Recovery in the automotive market remains several years off, largely because of low levels of consumer confidence and available credit for potential buyers, according to David Leiker, a Baird analyst that covers the auto and commercial truck industries. However, the domestic auto industry will eventually need to supply the country with about 15 million new cars per year.
“The scrap rates are 12 million to 13 million units a year in the U.S.,” Leiker said. “And household growth puts us at another million or two million units there. But that’s probably not until somewhere between 2013 and 2015, unless there is a fairly rapid recovery in employment and incomes on the consumer side.”
Manufacturers that are part of the automotive supply chain continue to struggle with low sales levels and a difficult borrowing environment. Many of those suppliers will continue to struggle in 2010, Leiker said.
“Among the private companies, which make up a large part of that supply chain for the auto industry, they continue to be under stress as volumes have picked up to replenish inventory,” he said. “The working capital constraints have been pretty heavy. There are still a couple of suppliers that are filing for bankruptcy.”
While signs are pointing to a slow recovery in the manufacturing sector, that recovery remains vulnerable, Lisnic said.
“Demand has generally bottomed across end markets, but there is pretty significant uncertainty as to how fast the recovery slope will be or how steep the slope will be,” he said. “Managements are uncertain at this point as to the strength of the recovery.
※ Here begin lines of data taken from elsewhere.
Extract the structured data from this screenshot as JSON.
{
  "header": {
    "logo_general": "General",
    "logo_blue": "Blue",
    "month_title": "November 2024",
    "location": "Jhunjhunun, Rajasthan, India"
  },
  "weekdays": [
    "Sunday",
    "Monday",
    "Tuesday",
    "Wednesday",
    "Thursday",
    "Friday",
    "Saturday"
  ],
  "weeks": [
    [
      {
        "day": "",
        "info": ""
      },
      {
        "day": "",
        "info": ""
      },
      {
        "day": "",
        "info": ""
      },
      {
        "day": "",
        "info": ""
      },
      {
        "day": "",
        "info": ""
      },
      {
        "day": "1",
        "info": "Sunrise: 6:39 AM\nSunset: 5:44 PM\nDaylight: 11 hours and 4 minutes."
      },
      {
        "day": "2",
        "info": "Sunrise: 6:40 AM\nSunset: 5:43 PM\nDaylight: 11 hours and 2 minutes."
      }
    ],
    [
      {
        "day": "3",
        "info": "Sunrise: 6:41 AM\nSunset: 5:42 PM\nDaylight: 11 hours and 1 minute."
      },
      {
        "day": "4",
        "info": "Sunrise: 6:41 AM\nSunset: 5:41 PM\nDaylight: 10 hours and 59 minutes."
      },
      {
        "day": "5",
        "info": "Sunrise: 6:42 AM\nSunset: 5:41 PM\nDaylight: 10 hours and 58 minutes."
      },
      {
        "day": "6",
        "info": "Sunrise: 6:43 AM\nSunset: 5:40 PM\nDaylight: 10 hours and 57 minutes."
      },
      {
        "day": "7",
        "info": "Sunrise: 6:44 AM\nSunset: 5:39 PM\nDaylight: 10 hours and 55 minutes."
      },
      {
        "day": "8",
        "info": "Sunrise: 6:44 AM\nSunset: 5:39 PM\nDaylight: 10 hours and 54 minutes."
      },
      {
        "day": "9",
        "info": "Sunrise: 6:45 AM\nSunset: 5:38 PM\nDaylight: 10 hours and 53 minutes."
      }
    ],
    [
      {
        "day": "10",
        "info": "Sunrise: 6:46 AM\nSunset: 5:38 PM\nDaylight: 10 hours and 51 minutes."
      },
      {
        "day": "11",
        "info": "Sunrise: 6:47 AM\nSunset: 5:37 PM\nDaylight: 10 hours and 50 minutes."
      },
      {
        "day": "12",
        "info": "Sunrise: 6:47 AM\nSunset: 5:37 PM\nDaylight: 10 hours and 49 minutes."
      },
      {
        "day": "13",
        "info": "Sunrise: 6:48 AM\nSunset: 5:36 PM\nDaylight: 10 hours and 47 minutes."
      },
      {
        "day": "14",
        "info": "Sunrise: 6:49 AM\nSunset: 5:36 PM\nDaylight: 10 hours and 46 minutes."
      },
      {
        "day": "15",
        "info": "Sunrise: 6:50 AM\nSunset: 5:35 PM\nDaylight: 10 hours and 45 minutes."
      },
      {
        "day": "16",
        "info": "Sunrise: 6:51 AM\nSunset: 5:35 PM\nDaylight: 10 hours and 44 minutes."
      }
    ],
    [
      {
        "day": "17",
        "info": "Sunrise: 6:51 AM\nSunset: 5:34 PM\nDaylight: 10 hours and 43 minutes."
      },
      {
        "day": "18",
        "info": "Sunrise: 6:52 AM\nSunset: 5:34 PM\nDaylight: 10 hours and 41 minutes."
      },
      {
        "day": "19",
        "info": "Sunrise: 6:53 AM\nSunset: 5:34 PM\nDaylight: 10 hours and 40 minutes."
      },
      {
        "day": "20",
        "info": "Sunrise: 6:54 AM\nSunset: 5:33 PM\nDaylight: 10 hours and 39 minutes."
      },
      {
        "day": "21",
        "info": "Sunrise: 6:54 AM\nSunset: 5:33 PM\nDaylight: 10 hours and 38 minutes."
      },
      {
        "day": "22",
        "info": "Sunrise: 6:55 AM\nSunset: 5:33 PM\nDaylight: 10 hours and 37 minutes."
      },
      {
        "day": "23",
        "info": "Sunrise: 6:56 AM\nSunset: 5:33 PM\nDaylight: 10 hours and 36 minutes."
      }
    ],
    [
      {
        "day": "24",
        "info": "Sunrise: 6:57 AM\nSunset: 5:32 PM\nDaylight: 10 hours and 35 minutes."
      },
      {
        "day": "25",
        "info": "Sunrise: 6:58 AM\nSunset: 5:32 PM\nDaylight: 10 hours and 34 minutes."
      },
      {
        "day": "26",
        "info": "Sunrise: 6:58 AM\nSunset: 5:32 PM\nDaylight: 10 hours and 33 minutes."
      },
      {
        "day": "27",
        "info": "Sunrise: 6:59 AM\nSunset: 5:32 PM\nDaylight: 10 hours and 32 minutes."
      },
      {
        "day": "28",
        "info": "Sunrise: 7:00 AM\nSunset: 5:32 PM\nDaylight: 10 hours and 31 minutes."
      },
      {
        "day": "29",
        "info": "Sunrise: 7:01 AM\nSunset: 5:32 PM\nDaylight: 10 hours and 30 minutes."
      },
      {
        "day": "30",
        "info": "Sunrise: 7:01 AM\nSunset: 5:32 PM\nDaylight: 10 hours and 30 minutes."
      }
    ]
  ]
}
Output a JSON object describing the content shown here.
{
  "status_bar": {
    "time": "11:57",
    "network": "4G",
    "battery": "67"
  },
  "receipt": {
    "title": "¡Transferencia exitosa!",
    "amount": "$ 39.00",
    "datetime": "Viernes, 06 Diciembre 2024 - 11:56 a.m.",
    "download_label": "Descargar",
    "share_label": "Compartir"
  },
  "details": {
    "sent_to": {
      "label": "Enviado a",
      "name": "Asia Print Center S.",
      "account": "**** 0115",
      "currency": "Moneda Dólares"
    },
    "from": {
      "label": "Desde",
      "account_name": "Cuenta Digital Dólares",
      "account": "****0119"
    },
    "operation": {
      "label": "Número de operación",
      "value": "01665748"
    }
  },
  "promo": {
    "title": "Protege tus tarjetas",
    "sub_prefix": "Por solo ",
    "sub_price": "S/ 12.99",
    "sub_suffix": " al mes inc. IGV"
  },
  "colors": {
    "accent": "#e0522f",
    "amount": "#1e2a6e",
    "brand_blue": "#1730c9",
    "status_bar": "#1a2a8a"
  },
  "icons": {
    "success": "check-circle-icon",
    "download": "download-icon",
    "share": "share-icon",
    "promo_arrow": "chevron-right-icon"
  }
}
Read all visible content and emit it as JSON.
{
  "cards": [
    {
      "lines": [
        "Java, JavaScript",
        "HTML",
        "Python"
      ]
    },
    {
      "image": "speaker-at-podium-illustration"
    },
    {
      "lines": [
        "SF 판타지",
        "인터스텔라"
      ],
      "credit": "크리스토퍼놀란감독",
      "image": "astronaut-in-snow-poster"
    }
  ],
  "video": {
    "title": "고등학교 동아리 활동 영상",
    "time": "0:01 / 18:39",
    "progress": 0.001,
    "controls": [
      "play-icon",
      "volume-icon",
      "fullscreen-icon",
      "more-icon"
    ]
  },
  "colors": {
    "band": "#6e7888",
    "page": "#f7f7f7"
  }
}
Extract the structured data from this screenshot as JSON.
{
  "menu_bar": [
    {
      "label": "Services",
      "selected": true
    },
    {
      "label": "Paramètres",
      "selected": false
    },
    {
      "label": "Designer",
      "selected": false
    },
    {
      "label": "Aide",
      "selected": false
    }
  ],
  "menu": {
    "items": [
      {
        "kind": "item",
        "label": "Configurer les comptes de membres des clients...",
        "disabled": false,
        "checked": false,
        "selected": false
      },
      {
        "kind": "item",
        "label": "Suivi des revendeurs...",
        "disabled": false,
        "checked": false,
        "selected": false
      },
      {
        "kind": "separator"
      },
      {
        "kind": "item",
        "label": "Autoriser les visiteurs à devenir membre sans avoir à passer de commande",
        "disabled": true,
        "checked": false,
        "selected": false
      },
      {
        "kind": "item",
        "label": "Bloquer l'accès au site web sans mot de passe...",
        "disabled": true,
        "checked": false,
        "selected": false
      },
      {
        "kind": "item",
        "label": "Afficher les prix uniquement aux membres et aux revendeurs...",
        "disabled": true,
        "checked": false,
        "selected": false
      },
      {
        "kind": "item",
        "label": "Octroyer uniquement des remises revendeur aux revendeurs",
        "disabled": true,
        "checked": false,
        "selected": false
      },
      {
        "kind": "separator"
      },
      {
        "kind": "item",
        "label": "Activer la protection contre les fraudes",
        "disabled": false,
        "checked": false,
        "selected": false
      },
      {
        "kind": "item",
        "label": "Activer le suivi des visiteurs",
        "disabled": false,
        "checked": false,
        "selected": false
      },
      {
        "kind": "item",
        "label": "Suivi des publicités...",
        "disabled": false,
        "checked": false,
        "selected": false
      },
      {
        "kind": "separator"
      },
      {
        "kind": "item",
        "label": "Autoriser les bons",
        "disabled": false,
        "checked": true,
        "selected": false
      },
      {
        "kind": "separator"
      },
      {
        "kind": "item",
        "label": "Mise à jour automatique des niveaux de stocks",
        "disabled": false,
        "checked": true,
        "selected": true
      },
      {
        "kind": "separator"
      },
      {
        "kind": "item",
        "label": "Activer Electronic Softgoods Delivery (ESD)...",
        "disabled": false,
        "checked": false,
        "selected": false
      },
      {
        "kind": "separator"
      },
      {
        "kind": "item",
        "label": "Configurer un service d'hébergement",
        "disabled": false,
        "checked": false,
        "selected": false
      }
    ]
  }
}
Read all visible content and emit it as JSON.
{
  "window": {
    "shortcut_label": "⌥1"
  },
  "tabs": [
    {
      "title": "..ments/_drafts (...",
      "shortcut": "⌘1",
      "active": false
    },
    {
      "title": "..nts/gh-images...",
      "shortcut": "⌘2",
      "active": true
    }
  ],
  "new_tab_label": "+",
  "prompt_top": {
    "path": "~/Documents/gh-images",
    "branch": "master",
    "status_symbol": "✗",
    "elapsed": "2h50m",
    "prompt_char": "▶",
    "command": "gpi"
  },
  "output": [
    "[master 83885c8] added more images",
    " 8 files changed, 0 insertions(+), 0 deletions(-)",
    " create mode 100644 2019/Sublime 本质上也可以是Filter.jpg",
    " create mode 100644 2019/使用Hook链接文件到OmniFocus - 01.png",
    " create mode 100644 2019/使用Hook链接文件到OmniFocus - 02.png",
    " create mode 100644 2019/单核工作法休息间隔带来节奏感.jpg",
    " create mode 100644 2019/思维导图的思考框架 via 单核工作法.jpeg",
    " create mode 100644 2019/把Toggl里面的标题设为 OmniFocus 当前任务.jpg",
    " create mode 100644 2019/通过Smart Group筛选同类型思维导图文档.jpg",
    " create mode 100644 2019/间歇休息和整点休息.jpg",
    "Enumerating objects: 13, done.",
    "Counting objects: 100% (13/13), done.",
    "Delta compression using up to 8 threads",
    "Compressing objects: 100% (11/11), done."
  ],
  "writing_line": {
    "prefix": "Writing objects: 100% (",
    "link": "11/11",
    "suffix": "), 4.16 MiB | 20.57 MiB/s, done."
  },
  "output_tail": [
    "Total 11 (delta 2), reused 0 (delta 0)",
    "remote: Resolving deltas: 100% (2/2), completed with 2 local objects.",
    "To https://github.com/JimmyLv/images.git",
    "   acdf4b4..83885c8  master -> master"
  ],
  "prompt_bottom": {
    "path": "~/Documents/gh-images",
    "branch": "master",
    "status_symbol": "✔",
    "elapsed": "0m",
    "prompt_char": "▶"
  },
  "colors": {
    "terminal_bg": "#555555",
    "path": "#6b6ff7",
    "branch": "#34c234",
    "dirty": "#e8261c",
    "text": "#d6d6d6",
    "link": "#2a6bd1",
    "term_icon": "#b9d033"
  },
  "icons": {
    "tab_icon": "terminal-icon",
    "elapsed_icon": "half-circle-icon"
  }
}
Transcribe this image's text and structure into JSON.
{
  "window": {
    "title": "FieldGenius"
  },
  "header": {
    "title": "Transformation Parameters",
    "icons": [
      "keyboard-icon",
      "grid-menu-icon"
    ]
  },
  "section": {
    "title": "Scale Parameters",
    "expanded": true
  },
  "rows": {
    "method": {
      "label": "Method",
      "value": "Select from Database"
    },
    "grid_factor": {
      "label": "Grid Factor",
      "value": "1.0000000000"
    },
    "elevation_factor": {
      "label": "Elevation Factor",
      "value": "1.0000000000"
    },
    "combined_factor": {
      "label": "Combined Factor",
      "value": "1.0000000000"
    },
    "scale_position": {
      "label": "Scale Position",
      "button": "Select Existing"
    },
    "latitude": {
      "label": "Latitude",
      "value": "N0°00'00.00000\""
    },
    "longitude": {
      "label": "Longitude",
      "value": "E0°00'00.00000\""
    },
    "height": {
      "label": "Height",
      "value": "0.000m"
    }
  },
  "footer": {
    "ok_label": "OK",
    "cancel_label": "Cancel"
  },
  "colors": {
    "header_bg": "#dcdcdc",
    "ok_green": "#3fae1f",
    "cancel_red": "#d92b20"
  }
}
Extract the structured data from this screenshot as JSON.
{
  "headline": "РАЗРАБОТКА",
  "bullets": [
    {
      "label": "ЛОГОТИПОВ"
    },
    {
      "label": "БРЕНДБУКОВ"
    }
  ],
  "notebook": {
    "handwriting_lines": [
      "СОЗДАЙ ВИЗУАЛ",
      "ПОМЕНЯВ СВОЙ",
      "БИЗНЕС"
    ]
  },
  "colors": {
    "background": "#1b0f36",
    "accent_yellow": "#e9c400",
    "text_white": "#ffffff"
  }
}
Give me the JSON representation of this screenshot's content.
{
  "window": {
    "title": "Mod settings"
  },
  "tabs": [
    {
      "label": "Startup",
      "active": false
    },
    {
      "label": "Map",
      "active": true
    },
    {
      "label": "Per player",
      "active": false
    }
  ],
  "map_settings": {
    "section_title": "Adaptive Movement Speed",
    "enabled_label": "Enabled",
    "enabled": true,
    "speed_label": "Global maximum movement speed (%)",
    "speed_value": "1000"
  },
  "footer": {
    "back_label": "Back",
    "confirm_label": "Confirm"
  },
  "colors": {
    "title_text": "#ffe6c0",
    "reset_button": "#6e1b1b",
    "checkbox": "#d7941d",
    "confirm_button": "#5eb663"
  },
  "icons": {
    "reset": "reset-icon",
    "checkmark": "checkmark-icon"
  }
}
That’s tempering capital investment, that’s tempering hiring plans and constraining the growth.”